Feb 2007

Green Party support for BioFuels [updated]

This is a copy of a letter I’ve just emailed to one of my parliamentary representatives, Mr. Paul Gogarty TD. He’s a member of the Irish Green Party and my email was in response to a mail-shot on the subject of energy. Much of the leaflet was sound information on energy efficiency, renewables, grants for installing solar panels and heat pumps, a denunciation of nuclear energy… all good stuff. But the very first item is an article under the headline, “Biofuels can create new Irish jobs”. This piece heralds the worrying news that the EU has apparently set a target of almost 6% of transportation fuel to be sourced from biofuelstock by 2010.

I have a lot of time for The Greens, but am simultaneously irritated by their apparent desire not to rock the boat too much. If society decides to take the issue of Climate Change seriously, and in the face of a peak in oil and gas supply, then it will mean that individuals consume significantly less energy than they currently do. And although this may well provide long-term health and fulfillment benefits, it will be extremely uncomfortable, unpopular and maybe even unpleasant in the short to midterm.

Anyways… the letter…

Dear Paul,

I received your latest mail-out today (entitled €NERGY). With the exception of The Green Party, there is nobody in the political mainstream that comes even close to representing my views. Yet you seem to be doing your level-best to alienate even me, and turn my Green vote into a protest spoilt-ballot.

Your leaflet made some interesting points about energy efficiency, offered a rational dismissal of nuclear power and provided some useful information about renewable energy grants. But it also contained an extremely worrying recommendation of biofuels. You may as well have lauded China’s expansion of coal-power on the front page.

In fact, both your website and this latest mail-out trumpet “Biofuels” as a responsible alternative to fossil fuels. This is itself a wildly irresponsible position. The Chief economist at the UK’s Department for International Development recently estimated that “the grain required to fill a 25-gallon SUV gas tank with ethanol will feed one person for a year”. He may have been ’rounding-up’ the numbers for effect, but it still makes a mockery of biofuels as ‘ethical’ in a world where millions starve.

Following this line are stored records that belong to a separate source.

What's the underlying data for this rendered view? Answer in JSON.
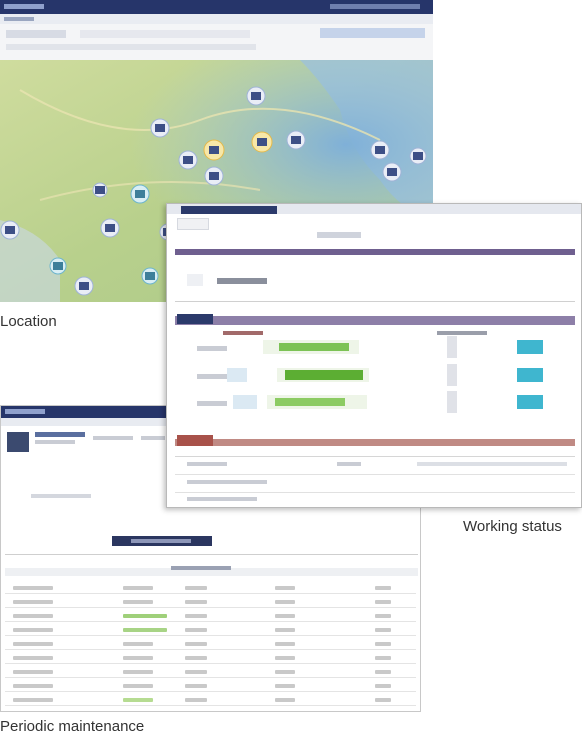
{
  "captions": {
    "location": "Location",
    "working_status": "Working status",
    "periodic_maintenance": "Periodic maintenance"
  },
  "colors": {
    "window_header": "#2b3a6b",
    "map_land": "#b9d08a",
    "map_water": "#8fb8d8",
    "status_green": "#6bbf3f",
    "status_cyan": "#3fb6cf",
    "section_purple": "#6f5f8f",
    "section_red": "#a8524a"
  },
  "screens": {
    "location": {
      "icon_name": "map-marker-icon"
    },
    "working_status": {
      "sections": [
        "status-section",
        "alert-section"
      ]
    },
    "periodic_maintenance": {
      "table_rows": 9
    }
  }
}
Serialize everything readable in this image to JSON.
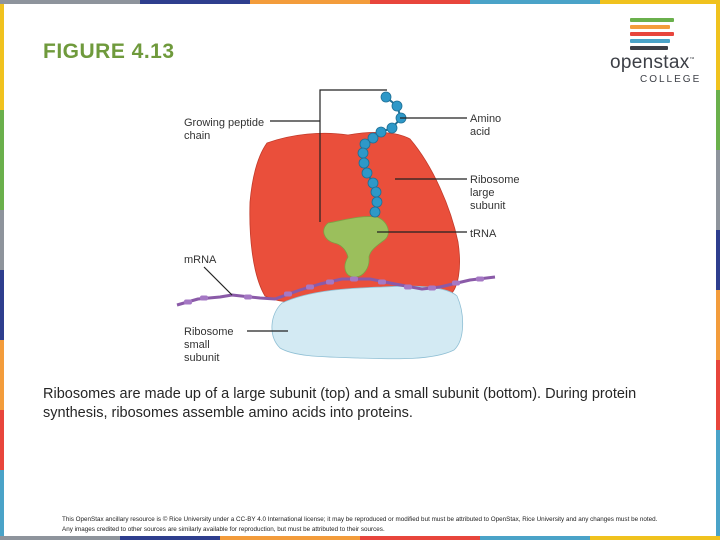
{
  "slide": {
    "title": "FIGURE 4.13",
    "caption": "Ribosomes are made up of a large subunit (top) and a small subunit (bottom). During protein synthesis, ribosomes assemble amino acids into proteins.",
    "footer_note": "This OpenStax ancillary resource is © Rice University under a CC-BY 4.0 International license; it may be reproduced or modified but must be attributed to OpenStax, Rice University and any changes must be noted. Any images credited to other sources are similarly available for reproduction, but must be attributed to their sources."
  },
  "logo": {
    "wordmark": "openstax",
    "trademark": "™",
    "subtitle": "COLLEGE",
    "stripe_colors": [
      "#6ab04c",
      "#f39c3b",
      "#e8453c",
      "#4aa3c8",
      "#3c3f46"
    ]
  },
  "diagram": {
    "labels": {
      "growing_chain_line1": "Growing peptide",
      "growing_chain_line2": "chain",
      "amino_acid_line1": "Amino",
      "amino_acid_line2": "acid",
      "large_subunit_line1": "Ribosome",
      "large_subunit_line2": "large",
      "large_subunit_line3": "subunit",
      "trna": "tRNA",
      "mrna": "mRNA",
      "small_subunit_line1": "Ribosome",
      "small_subunit_line2": "small",
      "small_subunit_line3": "subunit"
    },
    "colors": {
      "large_subunit": "#ea4f3b",
      "small_subunit": "#d3eaf3",
      "trna": "#9bbf5c",
      "amino_acid": "#2e98c8",
      "mrna": "#8a5aa8"
    }
  },
  "theme": {
    "edge_colors": [
      "#f0c21e",
      "#6ab04c",
      "#8e949c",
      "#2e3e8e",
      "#f39c3b",
      "#e8453c",
      "#4aa3c8"
    ]
  }
}
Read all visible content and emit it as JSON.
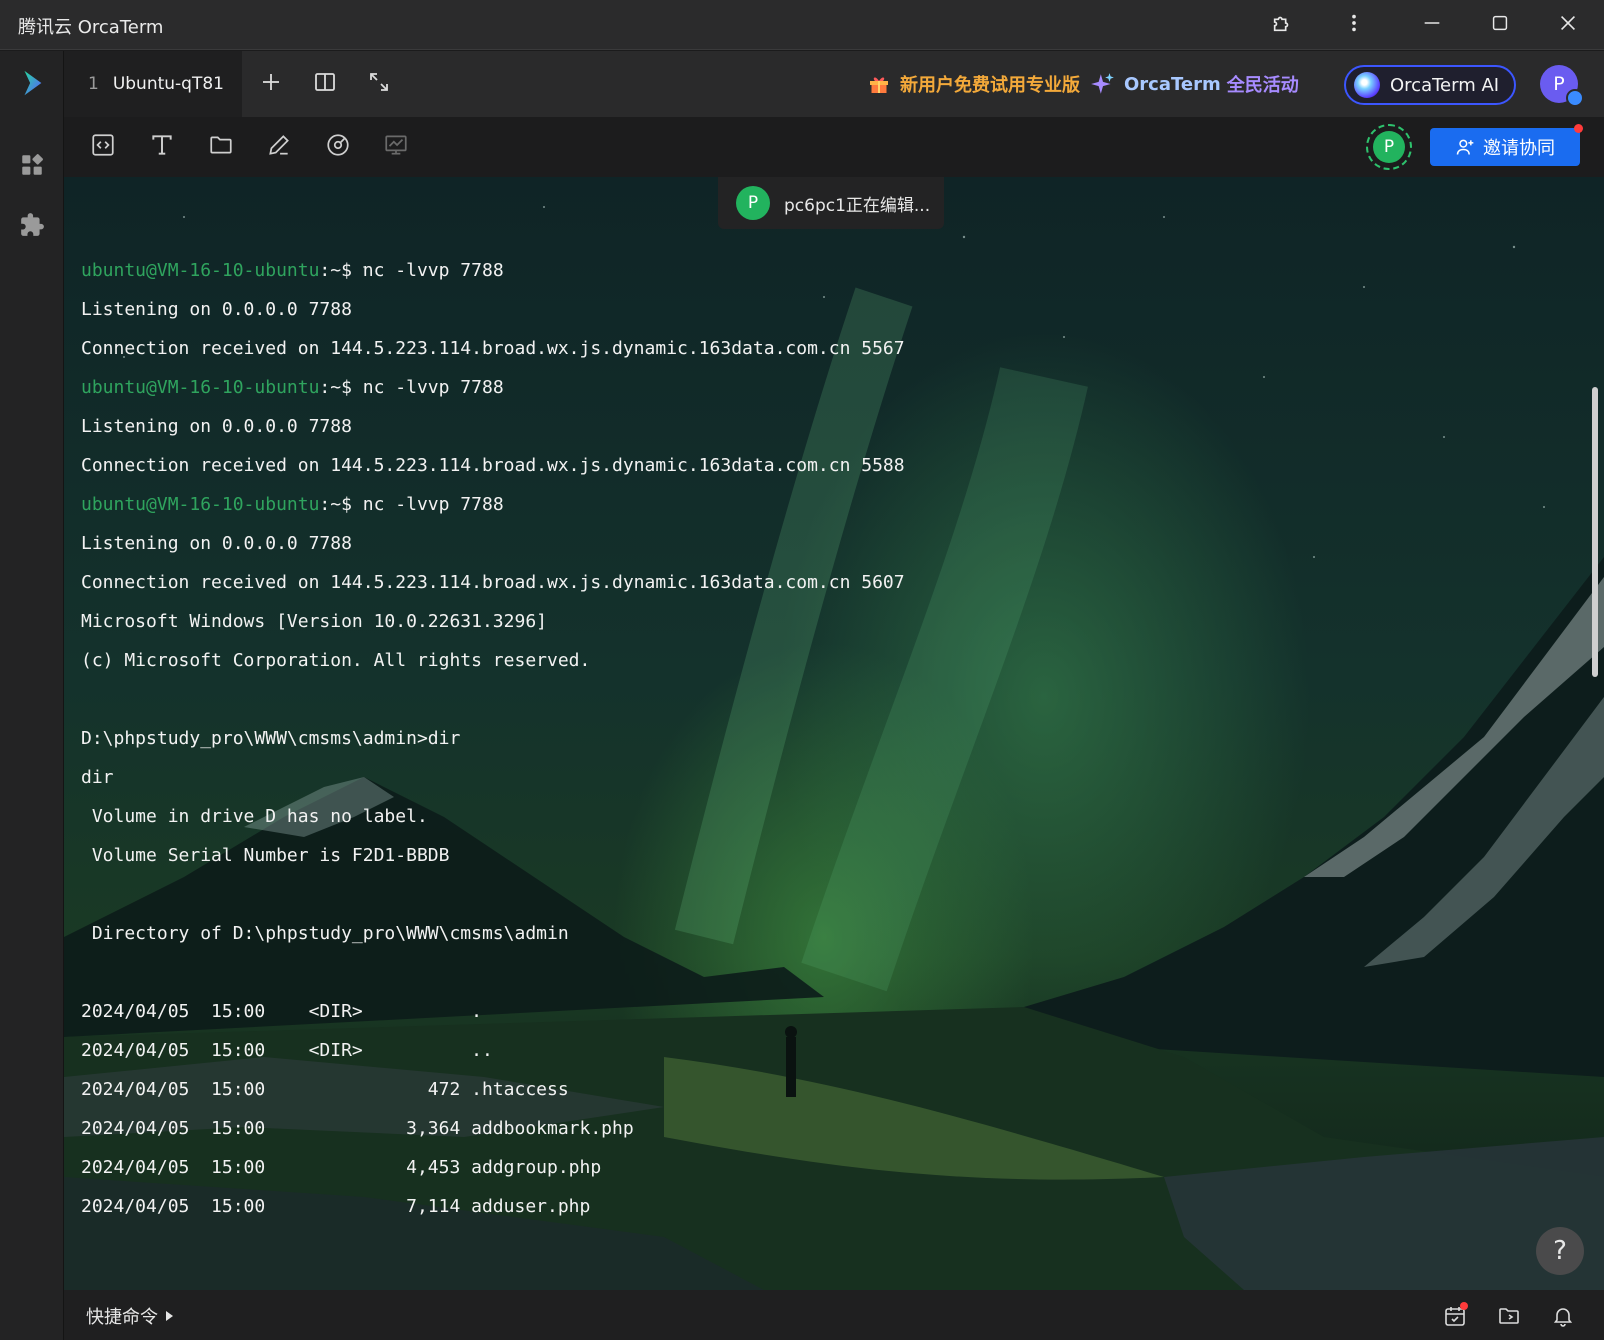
{
  "window": {
    "title": "腾讯云 OrcaTerm"
  },
  "tabs": [
    {
      "index": "1",
      "name": "Ubuntu-qT81"
    }
  ],
  "promos": {
    "trial": "新用户免费试用专业版",
    "event_brand": "OrcaTerm",
    "event_text": "全民活动",
    "ai": "OrcaTerm AI"
  },
  "user": {
    "avatar_letter": "P"
  },
  "toolbar": {
    "collaborator_letter": "P",
    "invite_label": "邀请协同"
  },
  "editing": {
    "avatar_letter": "P",
    "text": "pc6pc1正在编辑..."
  },
  "terminal": {
    "lines": [
      {
        "user": "ubuntu@VM-16-10-ubuntu",
        "rest": ":~$ nc -lvvp 7788"
      },
      {
        "text": "Listening on 0.0.0.0 7788"
      },
      {
        "text": "Connection received on 144.5.223.114.broad.wx.js.dynamic.163data.com.cn 5567"
      },
      {
        "user": "ubuntu@VM-16-10-ubuntu",
        "rest": ":~$ nc -lvvp 7788"
      },
      {
        "text": "Listening on 0.0.0.0 7788"
      },
      {
        "text": "Connection received on 144.5.223.114.broad.wx.js.dynamic.163data.com.cn 5588"
      },
      {
        "user": "ubuntu@VM-16-10-ubuntu",
        "rest": ":~$ nc -lvvp 7788"
      },
      {
        "text": "Listening on 0.0.0.0 7788"
      },
      {
        "text": "Connection received on 144.5.223.114.broad.wx.js.dynamic.163data.com.cn 5607"
      },
      {
        "text": "Microsoft Windows [Version 10.0.22631.3296]"
      },
      {
        "text": "(c) Microsoft Corporation. All rights reserved."
      },
      {
        "text": ""
      },
      {
        "text": "D:\\phpstudy_pro\\WWW\\cmsms\\admin>dir"
      },
      {
        "text": "dir"
      },
      {
        "text": " Volume in drive D has no label."
      },
      {
        "text": " Volume Serial Number is F2D1-BBDB"
      },
      {
        "text": ""
      },
      {
        "text": " Directory of D:\\phpstudy_pro\\WWW\\cmsms\\admin"
      },
      {
        "text": ""
      },
      {
        "text": "2024/04/05  15:00    <DIR>          ."
      },
      {
        "text": "2024/04/05  15:00    <DIR>          .."
      },
      {
        "text": "2024/04/05  15:00               472 .htaccess"
      },
      {
        "text": "2024/04/05  15:00             3,364 addbookmark.php"
      },
      {
        "text": "2024/04/05  15:00             4,453 addgroup.php"
      },
      {
        "text": "2024/04/05  15:00             7,114 adduser.php"
      }
    ]
  },
  "help": {
    "label": "?"
  },
  "statusbar": {
    "quick_commands": "快捷命令"
  },
  "icons": {
    "rail": [
      "app-logo-icon",
      "apps-grid-icon",
      "plugin-icon"
    ],
    "window": [
      "extension-icon",
      "more-vertical-icon",
      "minimize-icon",
      "maximize-icon",
      "close-icon"
    ],
    "tabbar": [
      "add-tab-icon",
      "split-view-icon",
      "expand-icon",
      "gift-icon",
      "sparkle-icon"
    ],
    "toolbar": [
      "code-icon",
      "text-icon",
      "folder-icon",
      "edit-icon",
      "monitor-icon",
      "chart-icon"
    ],
    "statusbar": [
      "calendar-icon",
      "folder-sync-icon",
      "bell-icon"
    ]
  },
  "colors": {
    "prompt_user": "#2fa45e",
    "accent_blue": "#1a6cf0",
    "promo_gold": "#f3a93a",
    "promo_purple": "#a78bff",
    "collab_green": "#22b35e"
  }
}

Even worse, George Monbiot’s excellent article, ‘Worse Than Fossil Fuel’, explains exactly why large scale biofuel projects have traditionally worked out as being even more carbon intensive than burning oil or gas!

We live at a time when global climate change is perhaps the largest issue faced by our civilisation, and at a time when oil and gas supply could well be peaking. Organisations like The Green Party need to be loudly and frequently emphasising the need to dramatically scale back our energy usage as a society.

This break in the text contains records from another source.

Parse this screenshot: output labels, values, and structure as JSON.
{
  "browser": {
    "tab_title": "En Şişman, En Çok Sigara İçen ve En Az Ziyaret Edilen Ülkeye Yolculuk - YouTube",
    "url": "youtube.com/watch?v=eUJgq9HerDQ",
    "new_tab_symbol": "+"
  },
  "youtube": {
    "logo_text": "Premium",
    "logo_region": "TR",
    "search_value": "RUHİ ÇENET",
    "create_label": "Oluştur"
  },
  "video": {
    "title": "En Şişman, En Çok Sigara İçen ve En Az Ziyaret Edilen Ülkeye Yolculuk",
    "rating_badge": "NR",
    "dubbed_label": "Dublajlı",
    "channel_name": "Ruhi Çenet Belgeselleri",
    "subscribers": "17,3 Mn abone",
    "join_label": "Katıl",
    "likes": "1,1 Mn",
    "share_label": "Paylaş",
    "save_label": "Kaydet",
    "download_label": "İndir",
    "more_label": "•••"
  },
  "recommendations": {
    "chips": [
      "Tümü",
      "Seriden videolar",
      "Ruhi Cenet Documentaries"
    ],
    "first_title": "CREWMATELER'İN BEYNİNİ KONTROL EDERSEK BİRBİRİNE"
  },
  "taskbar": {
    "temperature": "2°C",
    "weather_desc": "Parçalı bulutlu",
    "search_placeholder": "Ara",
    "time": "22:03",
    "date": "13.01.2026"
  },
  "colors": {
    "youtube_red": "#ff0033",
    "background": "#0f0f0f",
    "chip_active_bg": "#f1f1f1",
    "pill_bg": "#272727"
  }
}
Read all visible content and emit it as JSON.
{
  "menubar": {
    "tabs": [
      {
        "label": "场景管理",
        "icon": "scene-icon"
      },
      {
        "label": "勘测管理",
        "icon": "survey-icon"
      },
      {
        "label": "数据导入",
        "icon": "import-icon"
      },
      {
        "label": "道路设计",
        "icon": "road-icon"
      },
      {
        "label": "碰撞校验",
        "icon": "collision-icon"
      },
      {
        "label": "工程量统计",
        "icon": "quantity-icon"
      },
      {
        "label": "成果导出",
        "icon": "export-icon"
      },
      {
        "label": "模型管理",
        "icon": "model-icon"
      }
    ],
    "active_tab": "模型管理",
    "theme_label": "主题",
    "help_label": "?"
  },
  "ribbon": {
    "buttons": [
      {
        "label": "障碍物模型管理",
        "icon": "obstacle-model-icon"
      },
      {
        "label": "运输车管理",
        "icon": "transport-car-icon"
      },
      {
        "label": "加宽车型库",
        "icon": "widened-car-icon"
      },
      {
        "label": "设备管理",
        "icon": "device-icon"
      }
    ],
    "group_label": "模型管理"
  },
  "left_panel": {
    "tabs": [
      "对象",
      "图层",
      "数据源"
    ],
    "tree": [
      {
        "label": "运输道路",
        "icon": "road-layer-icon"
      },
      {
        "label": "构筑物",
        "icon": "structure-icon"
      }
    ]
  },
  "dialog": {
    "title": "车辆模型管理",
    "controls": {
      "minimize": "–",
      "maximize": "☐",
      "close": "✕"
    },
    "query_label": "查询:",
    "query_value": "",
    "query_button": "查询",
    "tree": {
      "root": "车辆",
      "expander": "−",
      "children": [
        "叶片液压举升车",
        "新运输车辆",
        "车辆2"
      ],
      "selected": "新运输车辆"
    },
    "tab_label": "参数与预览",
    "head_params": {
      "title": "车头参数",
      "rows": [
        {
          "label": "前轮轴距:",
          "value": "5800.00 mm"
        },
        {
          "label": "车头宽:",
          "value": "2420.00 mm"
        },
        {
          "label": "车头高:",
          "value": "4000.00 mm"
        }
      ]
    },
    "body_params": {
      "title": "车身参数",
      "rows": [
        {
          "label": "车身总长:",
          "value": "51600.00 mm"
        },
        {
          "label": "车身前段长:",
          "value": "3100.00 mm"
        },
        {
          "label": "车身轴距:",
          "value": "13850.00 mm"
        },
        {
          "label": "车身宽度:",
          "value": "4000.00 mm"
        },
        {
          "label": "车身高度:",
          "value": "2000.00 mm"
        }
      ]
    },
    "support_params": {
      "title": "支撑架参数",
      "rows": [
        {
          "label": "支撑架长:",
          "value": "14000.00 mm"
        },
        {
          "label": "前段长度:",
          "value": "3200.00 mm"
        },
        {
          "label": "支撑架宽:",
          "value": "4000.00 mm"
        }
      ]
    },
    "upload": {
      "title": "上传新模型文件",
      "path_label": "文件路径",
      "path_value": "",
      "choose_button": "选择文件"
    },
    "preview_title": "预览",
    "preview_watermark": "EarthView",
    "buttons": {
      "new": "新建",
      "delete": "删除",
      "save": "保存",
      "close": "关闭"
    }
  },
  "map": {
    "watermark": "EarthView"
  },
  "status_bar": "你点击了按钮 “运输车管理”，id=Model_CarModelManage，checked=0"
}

Yet such calls, where they are made in your literature, are greatly outnumbered and overshadowed by the glowing promise of more jobs (“Biofuels can create new Irish jobs”) and shiny new technology. One of the physical definitions of energy is ‘the ability to do work’. Our economy (the sum total of the work carried out by society) is no less than a giant engine to convert energy into material wealth. By promising more jobs, you are merely promising to accelerate that process.

Anyone who genuinely seeks to reduce carbon emissions needs to accept that the primary method of doing so must be a scaling back of economic activity. To promise such a thing may well seem like political suicide, but it would be honest. And I’ll always vote for the honest man above the good politician.

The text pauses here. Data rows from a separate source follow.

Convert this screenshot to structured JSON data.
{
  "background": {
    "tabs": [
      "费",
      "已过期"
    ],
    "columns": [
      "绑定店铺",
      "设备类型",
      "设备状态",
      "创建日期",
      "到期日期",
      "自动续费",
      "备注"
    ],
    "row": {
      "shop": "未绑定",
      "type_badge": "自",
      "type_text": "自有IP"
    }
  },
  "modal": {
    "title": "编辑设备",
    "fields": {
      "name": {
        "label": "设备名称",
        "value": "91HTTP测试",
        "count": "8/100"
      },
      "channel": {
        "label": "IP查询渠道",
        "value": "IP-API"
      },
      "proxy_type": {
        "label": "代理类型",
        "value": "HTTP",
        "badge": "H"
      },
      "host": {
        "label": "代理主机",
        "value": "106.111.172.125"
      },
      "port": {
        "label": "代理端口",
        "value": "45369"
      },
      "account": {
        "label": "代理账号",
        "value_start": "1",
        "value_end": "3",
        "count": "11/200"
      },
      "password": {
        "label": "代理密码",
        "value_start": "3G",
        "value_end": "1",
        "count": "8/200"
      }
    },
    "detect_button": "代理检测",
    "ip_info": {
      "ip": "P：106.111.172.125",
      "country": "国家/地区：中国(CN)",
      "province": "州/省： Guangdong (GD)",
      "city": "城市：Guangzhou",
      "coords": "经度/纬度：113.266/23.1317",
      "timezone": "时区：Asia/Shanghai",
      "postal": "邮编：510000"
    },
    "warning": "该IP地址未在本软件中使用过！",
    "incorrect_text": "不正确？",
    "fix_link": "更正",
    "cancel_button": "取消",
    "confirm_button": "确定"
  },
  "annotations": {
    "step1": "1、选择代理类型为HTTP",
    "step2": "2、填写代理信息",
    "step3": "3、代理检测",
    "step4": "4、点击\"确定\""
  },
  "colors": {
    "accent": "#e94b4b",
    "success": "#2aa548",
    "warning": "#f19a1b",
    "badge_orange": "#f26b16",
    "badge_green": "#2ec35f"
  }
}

Yours sincerely,

Jim… (name and address provided)

[UPDATE] A Reasonable Response

Rather to my shock, Paul Gogarty TD responded to my email within a couple of hours of my sending it. More than that, he responded in a reasonable and measured manner which made my initial letter seem a wee bit shouty. I should probably make it a rule in the future not to write letters to politicians immediately having written a blog entry. It’s one thing being a bit strident and righteous when proclaiming to an unseen audience of billions; it’s quite another in a letter to another person.

Paul comes across very well in his response. I was just about to email him and ask if it was OK to post it here, when he posted it himself in the comments below (hi Paul!) which is where I’ll add a few further comments when I’ve worked out exactly what they are.

Posted in: Opinion